Why talking is not everyone's thing
Published on: 17 May 2020
Talking is Not My Thing! author and illustrator Rose Robbins talks about every child’s right to communicate in their own way and the importance of including non-verbal communication in children’s books.
I grew up with a non-verbal sibling, so alternative forms of communication have always been a part of my life.
While I do not have the direct knowledge myself of how it feels to depend on alternative forms of communication, what I do know is that sometimes the inability to understand may not be from a lack of trying, but from a lack of available tools.
My new book, Talking is Not My Thing!, gave me the opportunity to highlight non-verbal communication and some of the forms it might take.
The non-verbal character’s perspective
I’ve reunited the brother and sister duo from my first book with Scallywag Press; Me and My Sister. It seemed natural to switch roles for this second book, giving the sister the opportunity to tell her side of the story through her own words. She does this through thought-bubbles visible only to the reader, and inaccessible to the other characters in the book.
This method allowed me to share the inner world of the non-verbal sister, while also presenting separately how she interacts with family. Of course, mind-reading is not possible in reality, but adapting communicative techniques most certainly can be.
I was able to show flashcards (also know as PEC symbols) and gestures. There are many more that I was unable to fit in, such as Makaton signing and social stories (both highly effective).
We ALL use non-verbal communication
We all know that human interaction is so much more than words. We use non-verbal communication everyday, in our body language, our facial expressions, and even GIFS on social media.

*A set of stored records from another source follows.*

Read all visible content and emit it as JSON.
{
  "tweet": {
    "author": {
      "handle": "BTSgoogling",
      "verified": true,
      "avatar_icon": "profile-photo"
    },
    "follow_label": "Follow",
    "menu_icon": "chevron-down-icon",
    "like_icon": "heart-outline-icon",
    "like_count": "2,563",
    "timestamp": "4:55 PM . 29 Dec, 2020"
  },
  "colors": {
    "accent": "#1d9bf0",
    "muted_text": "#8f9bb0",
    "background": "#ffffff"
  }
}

Those of us who have no difficulty using our voices to form words, take for granted the ability to easily express our thoughts and opinions. Being a fully verbal individual, I have always been able to use words when I need to. However when I am in a social group, I will frequently not speak at all. Choosing the right words at the right time can seem easy or hard at different times.
Providing children with the tools to express themselves is one important way of ensuring inclusive connection, but it is equally important that adults have patience and focus.
In the book there is a moment when the sister realises she has lost her favourite toy (Bunny). This feeling of stress is amplified because she has no direct way or communicating her needs to the family, who look on at her distress in confusion. Luckily, the brother knows to follow his sister’s lead, and helps her to find her toy, despite not really knowing what the matter is. What this scene illustrates is the importance of reading these moments of apparent communicative breakdown (screaming/tantrums) as another form of communication, even though they may sometimes seem like the opposite!
Listening to everyone
My hope with this book is not only to offer some ideas for alternative communication, but also to highlight the experience of those for whom speaking is not so easy.
It is important that every child can feel understood, in basic terms but also as individuals. Non-verbal or Pre-verbal children are just as sensitive to others as their verbal peers, so it is paramount that they are made to feel included and listened to.
Rose Robbins' book Talking is Not My Thing! is reviewed here.